Another Levada poll showed that Russians are about evenly split on the goal of Putin’s recent proposed constitutional changes. Russian news agency Interfax reported:
Forty-seven percent of the respondents polled by Levada said that the constitutional amendments were aimed at improving the public governance system for the benefit of most residents, and the same percentage argued that the amendments served the interests of the incumbent president, who wished to broaden his power and to stay in office after 2024.
A state-backed poll that was reported on by TASS in early February breaks down Russians’ views regarding the proposed changes in more detail. With respect to the amendments involving social benefits, an overwhelming majority of Russians were supportive:
The poll results indicated 91% of Russians applauded the initiative to have regular cost-of-living adjustments to pensions and other monetary benefits for inflation enshrined in the Constitution. Some 90% of respondents welcomed the initiative to set the minimum wage no lower than the subsistence level.
Proposed changes that tighten citizenship and residency requirements on office-holders was very popular:
Some 87% of those polled approved the idea to raise the residency qualification for Russian presidential candidates from 10 to 25 years. The idea to grant the Constitutional Court the power to check bills at the president’s request was supported by 81% of the survey’s respondents.
Provisions allowing for the Constitutional Court to review proposed legislation for legality beforehand also received overwhelming support, according to BBC Monitoring’s reporting on the same poll:
…. Eighty-one per cent of respondents described as “rather positive” the amendment allowing the president to refer bills passed by the State Duma to the Constitutional Court and veto them if they are found to contravene the constitution.
Meanwhile Putin has reiterated that the Russian people will vote on the proposed changes. He further stated that, depending on how the vote goes, he can sign or not sign the changes into law. The AP reported Putin’s comments at the end of January:
“It is necessary that people come to the polling stations and say whether they want the changes or not, ” Putin said at a meeting with municipal officials in a Moscow suburb.

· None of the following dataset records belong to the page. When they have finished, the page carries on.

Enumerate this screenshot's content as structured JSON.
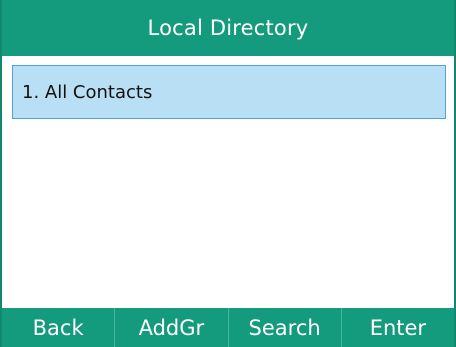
{
  "header": {
    "title": "Local Directory"
  },
  "list": {
    "items": [
      {
        "label": "1. All Contacts",
        "selected": true
      }
    ]
  },
  "softkeys": [
    {
      "label": "Back"
    },
    {
      "label": "AddGr"
    },
    {
      "label": "Search"
    },
    {
      "label": "Enter"
    }
  ],
  "colors": {
    "bar": "#149a7c",
    "highlight": "#b8dff3",
    "highlight_border": "#4da6d8"
  }
}
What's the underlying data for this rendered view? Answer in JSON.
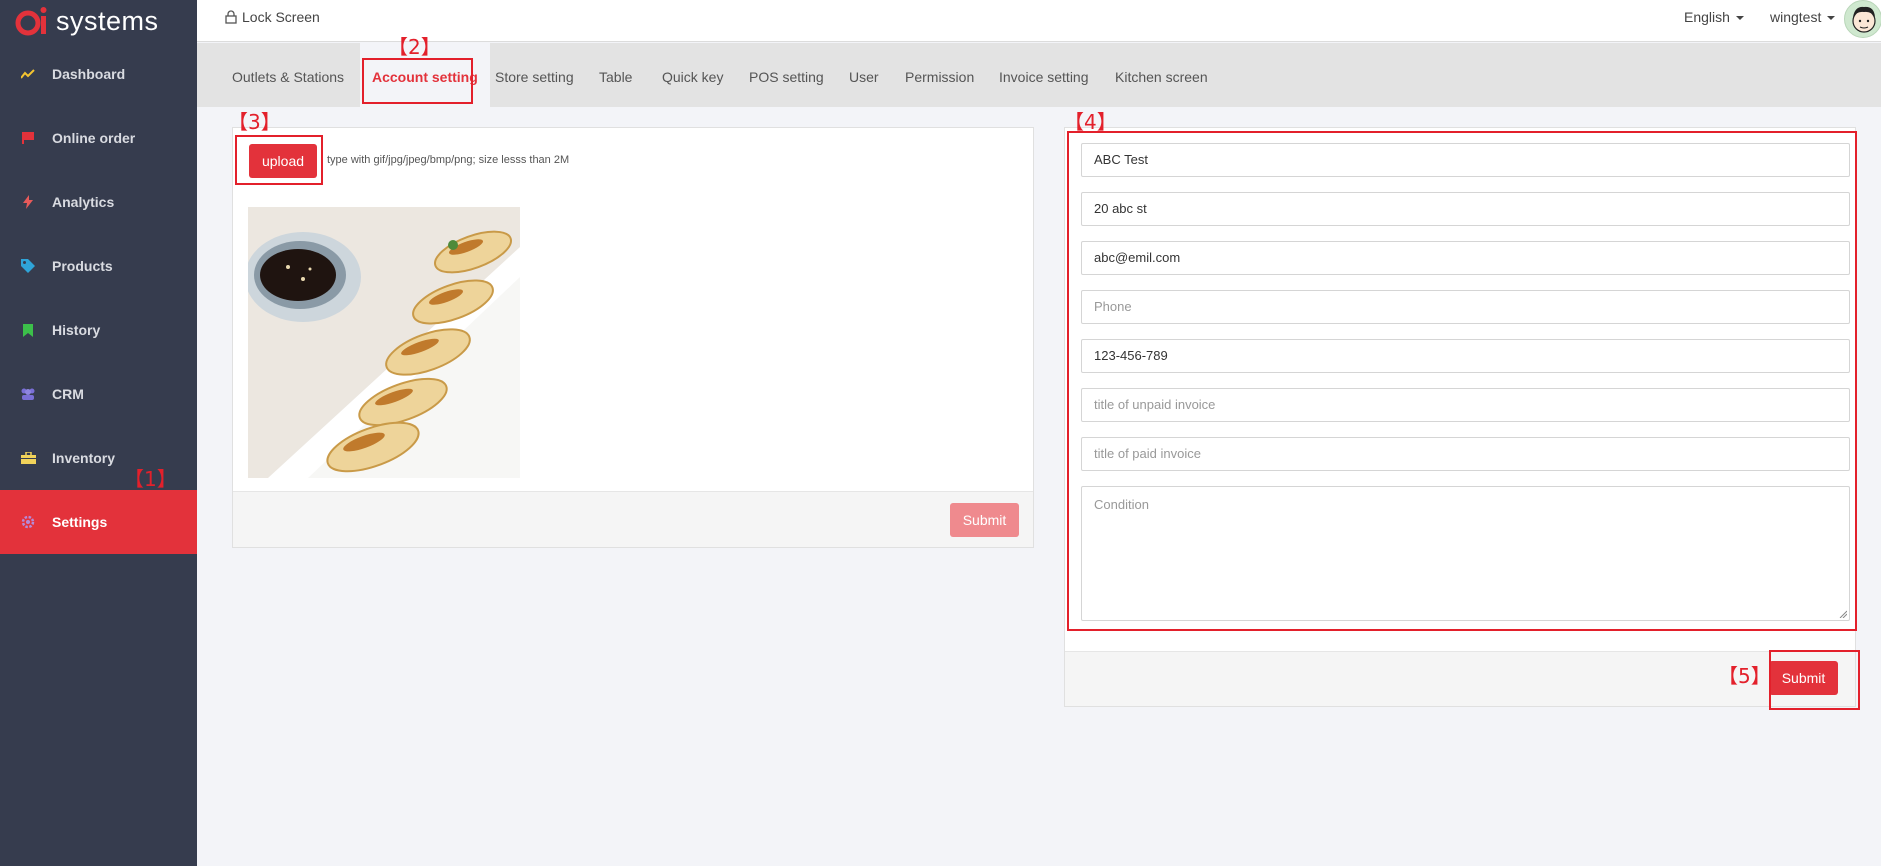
{
  "app": {
    "brand": "systems"
  },
  "topbar": {
    "lock_label": "Lock Screen",
    "language": "English",
    "username": "wingtest"
  },
  "sidebar": {
    "items": [
      {
        "label": "Dashboard",
        "icon": "line-chart-icon",
        "color": "#f4c430"
      },
      {
        "label": "Online order",
        "icon": "flag-icon",
        "color": "#e3323b"
      },
      {
        "label": "Analytics",
        "icon": "bolt-icon",
        "color": "#e85a5a"
      },
      {
        "label": "Products",
        "icon": "tags-icon",
        "color": "#2fa4d8"
      },
      {
        "label": "History",
        "icon": "bookmark-icon",
        "color": "#3cc04a"
      },
      {
        "label": "CRM",
        "icon": "users-icon",
        "color": "#7a6fd6"
      },
      {
        "label": "Inventory",
        "icon": "briefcase-icon",
        "color": "#f2d35a"
      },
      {
        "label": "Settings",
        "icon": "gear-icon",
        "color": "#b58ad8",
        "active": true
      }
    ]
  },
  "tabs": [
    "Outlets & Stations",
    "Account setting",
    "Store setting",
    "Table",
    "Quick key",
    "POS setting",
    "User",
    "Permission",
    "Invoice setting",
    "Kitchen screen"
  ],
  "active_tab": "Account setting",
  "annotations": [
    "【1】",
    "【2】",
    "【3】",
    "【4】",
    "【5】"
  ],
  "logo_panel": {
    "upload_label": "upload",
    "upload_hint": "type with gif/jpg/jpeg/bmp/png; size lesss than 2M",
    "image_alt": "dumplings",
    "submit_label": "Submit"
  },
  "account_form": {
    "company_name": {
      "value": "ABC Test",
      "placeholder": ""
    },
    "address": {
      "value": "20 abc st",
      "placeholder": ""
    },
    "email": {
      "value": "abc@emil.com",
      "placeholder": ""
    },
    "phone": {
      "value": "",
      "placeholder": "Phone"
    },
    "fax": {
      "value": "123-456-789",
      "placeholder": ""
    },
    "unpaid_title": {
      "value": "",
      "placeholder": "title of unpaid invoice"
    },
    "paid_title": {
      "value": "",
      "placeholder": "title of paid invoice"
    },
    "condition": {
      "value": "",
      "placeholder": "Condition"
    },
    "submit_label": "Submit"
  },
  "colors": {
    "accent": "#e3323b",
    "sidebar_bg": "#363c4e",
    "annotation": "#e3202b"
  }
}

“Only after the people speak out, I will either sign or not sign” the amendments into law, Putin added.
Putin continued to clean house in recent weeks when he dismissed the regional governor of Chuvashia, Mikhail Ignatyev. Ignatyev was first expelled from the United Russia party on January 29th, then Putin fired him the following day, citing “loss of confidence.” Putin appointed State Duma deputy Oleg Nikolaev as the interim governor.

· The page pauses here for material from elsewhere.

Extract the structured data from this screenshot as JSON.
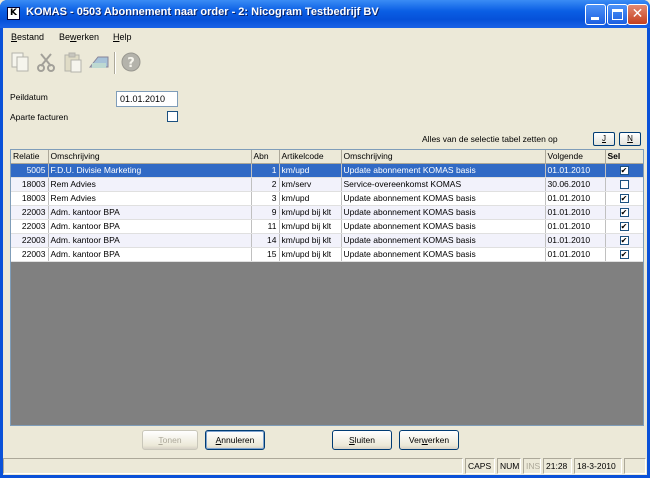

Ignatyev had engaged in a pattern of disturbing behavior, including stating publicly on January 18th that journalists critical of the government should be “wiped out” – comments condemned by his Russian colleagues as well as the UN and OSCE. Shortly after, a video emerged of Ignatyev dangling a set of keys to a fire engine above the head of a firefighter, forcing him to jump up and down to retrieve them. According to The Moscow Times, Ignatyev tried to mitigate the fallout, but both colleagues and authorities higher up weren’t having it:
The Chuvash administration’s press service and the regional fire department defended Ignatyev’s latest actions as a “friendly joke,” saying the jumping firefighter is the governor’s longtime acquaintance. Ignatyev also apologized for using the phrase “wipe out” in reference to journalists and said his words had been “distorted.”
One Russian analyst quoted by Vesti News said that particularly in a region like Chuvashia, which is relatively low-income, such behavior by the governor makes it look like he is out of touch and sees himself as a king.